● EXERCISE
The records below are to be output exactly, except for their pictures.

● PROVIDED RECORDS
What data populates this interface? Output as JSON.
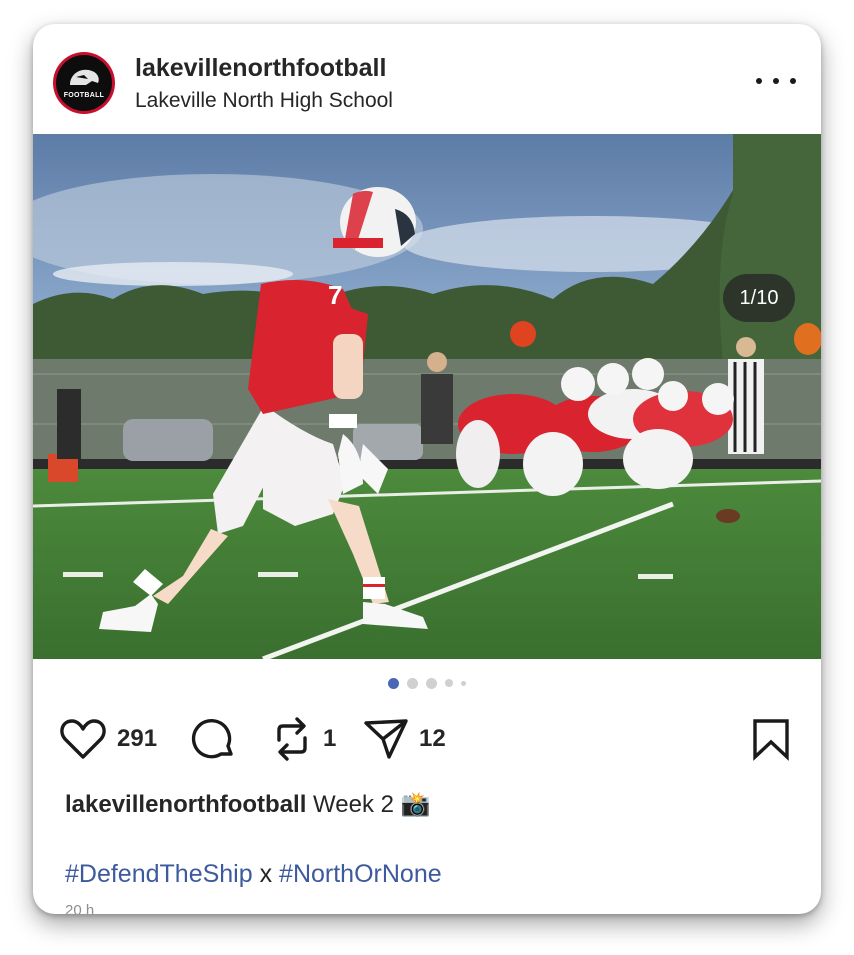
{
  "post": {
    "username": "lakevillenorthfootball",
    "location": "Lakeville North High School",
    "avatar_text": "FOOTBALL",
    "image_counter": "1/10",
    "carousel_dots": 5,
    "active_dot": 1,
    "actions": {
      "likes": "291",
      "reposts": "1",
      "shares": "12"
    },
    "caption_user": "lakevillenorthfootball",
    "caption_text": "Week 2 📸",
    "hashtag_1": "#DefendTheShip",
    "hashtag_sep": "x",
    "hashtag_2": "#NorthOrNone",
    "time_ago": "20 h"
  },
  "colors": {
    "accent": "#3d5a9e",
    "dot_active": "#4a67b5",
    "jersey_red": "#d9232f",
    "field_green": "#3f7a32",
    "sky": "#6f8fb5"
  },
  "icons": [
    "more-icon",
    "heart-icon",
    "comment-icon",
    "repost-icon",
    "share-icon",
    "bookmark-icon"
  ]
}
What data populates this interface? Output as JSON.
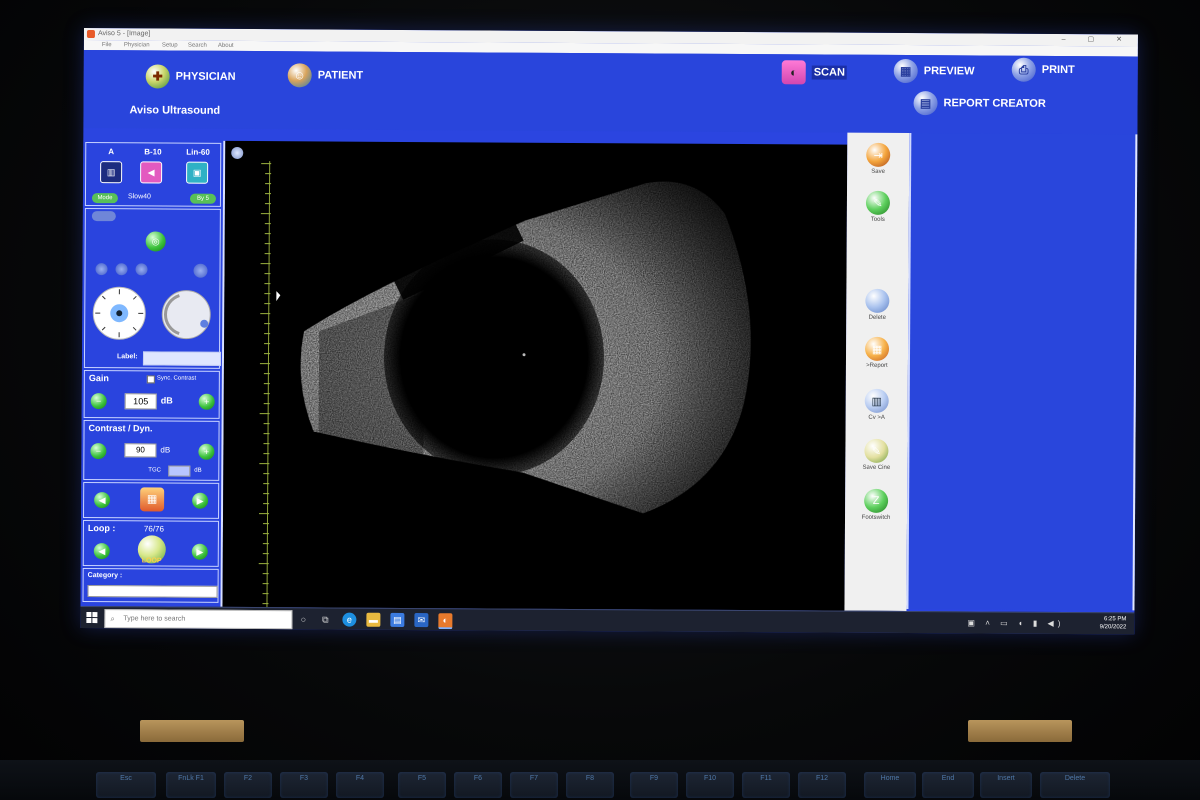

● OUTPUT BELOW
What data populates this interface? Output as JSON.
{
  "post": {
    "username": "lakevillenorthfootball",
    "location": "Lakeville North High School",
    "avatar_text": "FOOTBALL",
    "image_counter": "1/10",
    "carousel_dots": 5,
    "active_dot": 1,
    "actions": {
      "likes": "291",
      "reposts": "1",
      "shares": "12"
    },
    "caption_user": "lakevillenorthfootball",
    "caption_text": "Week 2 📸",
    "hashtag_1": "#DefendTheShip",
    "hashtag_sep": "x",
    "hashtag_2": "#NorthOrNone",
    "time_ago": "20 h"
  },
  "colors": {
    "accent": "#3d5a9e",
    "dot_active": "#4a67b5",
    "jersey_red": "#d9232f",
    "field_green": "#3f7a32",
    "sky": "#6f8fb5"
  },
  "icons": [
    "more-icon",
    "heart-icon",
    "comment-icon",
    "repost-icon",
    "share-icon",
    "bookmark-icon"
  ]
}
What data populates this interface? Output as JSON.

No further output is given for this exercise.